>>>
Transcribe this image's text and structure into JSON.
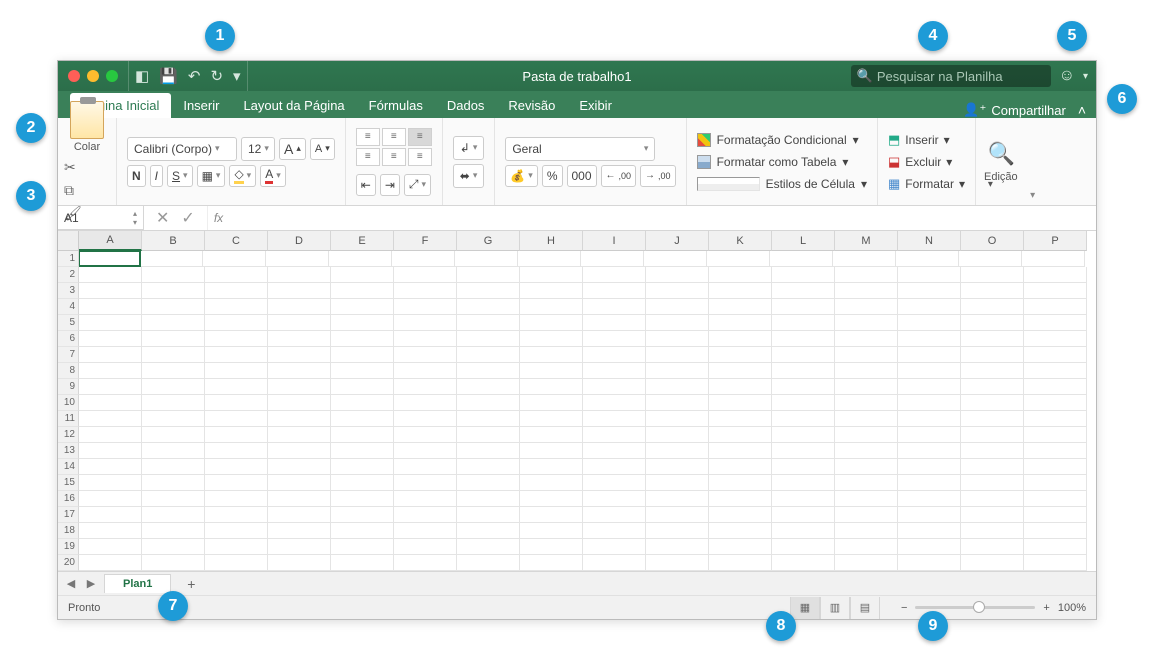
{
  "window": {
    "title": "Pasta de trabalho1",
    "search_placeholder": "Pesquisar na Planilha"
  },
  "tabs": {
    "items": [
      "Página Inicial",
      "Inserir",
      "Layout da Página",
      "Fórmulas",
      "Dados",
      "Revisão",
      "Exibir"
    ],
    "active_index": 0,
    "share_label": "Compartilhar"
  },
  "ribbon": {
    "paste_label": "Colar",
    "font_name": "Calibri (Corpo)",
    "font_size": "12",
    "bold": "N",
    "italic": "I",
    "underline": "S",
    "increase_font": "A",
    "decrease_font": "A",
    "number_format": "Geral",
    "thousands": "000",
    "inc_dec": ",00",
    "dec_dec": ",00",
    "cond_fmt": "Formatação Condicional",
    "as_table": "Formatar como Tabela",
    "cell_styles": "Estilos de Célula",
    "insert": "Inserir",
    "delete": "Excluir",
    "format": "Formatar",
    "editing": "Edição"
  },
  "formula_bar": {
    "namebox": "A1",
    "fx": "fx"
  },
  "sheet": {
    "columns": [
      "A",
      "B",
      "C",
      "D",
      "E",
      "F",
      "G",
      "H",
      "I",
      "J",
      "K",
      "L",
      "M",
      "N",
      "O",
      "P"
    ],
    "rows": [
      "1",
      "2",
      "3",
      "4",
      "5",
      "6",
      "7",
      "8",
      "9",
      "10",
      "11",
      "12",
      "13",
      "14",
      "15",
      "16",
      "17",
      "18",
      "19",
      "20"
    ],
    "tab_name": "Plan1"
  },
  "status": {
    "ready": "Pronto",
    "zoom": "100%"
  },
  "callouts": {
    "c1": "1",
    "c2": "2",
    "c3": "3",
    "c4": "4",
    "c5": "5",
    "c6": "6",
    "c7": "7",
    "c8": "8",
    "c9": "9"
  }
}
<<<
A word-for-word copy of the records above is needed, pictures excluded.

WRITTEN ANSWER
Transcribe this image's text and structure into JSON.
{
  "window": {
    "title": "Pasta de trabalho1",
    "search_placeholder": "Pesquisar na Planilha"
  },
  "tabs": {
    "items": [
      "Página Inicial",
      "Inserir",
      "Layout da Página",
      "Fórmulas",
      "Dados",
      "Revisão",
      "Exibir"
    ],
    "active_index": 0,
    "share_label": "Compartilhar"
  },
  "ribbon": {
    "paste_label": "Colar",
    "font_name": "Calibri (Corpo)",
    "font_size": "12",
    "bold": "N",
    "italic": "I",
    "underline": "S",
    "increase_font": "A",
    "decrease_font": "A",
    "number_format": "Geral",
    "thousands": "000",
    "inc_dec": ",00",
    "dec_dec": ",00",
    "cond_fmt": "Formatação Condicional",
    "as_table": "Formatar como Tabela",
    "cell_styles": "Estilos de Célula",
    "insert": "Inserir",
    "delete": "Excluir",
    "format": "Formatar",
    "editing": "Edição"
  },
  "formula_bar": {
    "namebox": "A1",
    "fx": "fx"
  },
  "sheet": {
    "columns": [
      "A",
      "B",
      "C",
      "D",
      "E",
      "F",
      "G",
      "H",
      "I",
      "J",
      "K",
      "L",
      "M",
      "N",
      "O",
      "P"
    ],
    "rows": [
      "1",
      "2",
      "3",
      "4",
      "5",
      "6",
      "7",
      "8",
      "9",
      "10",
      "11",
      "12",
      "13",
      "14",
      "15",
      "16",
      "17",
      "18",
      "19",
      "20"
    ],
    "tab_name": "Plan1"
  },
  "status": {
    "ready": "Pronto",
    "zoom": "100%"
  },
  "callouts": {
    "c1": "1",
    "c2": "2",
    "c3": "3",
    "c4": "4",
    "c5": "5",
    "c6": "6",
    "c7": "7",
    "c8": "8",
    "c9": "9"
  }
}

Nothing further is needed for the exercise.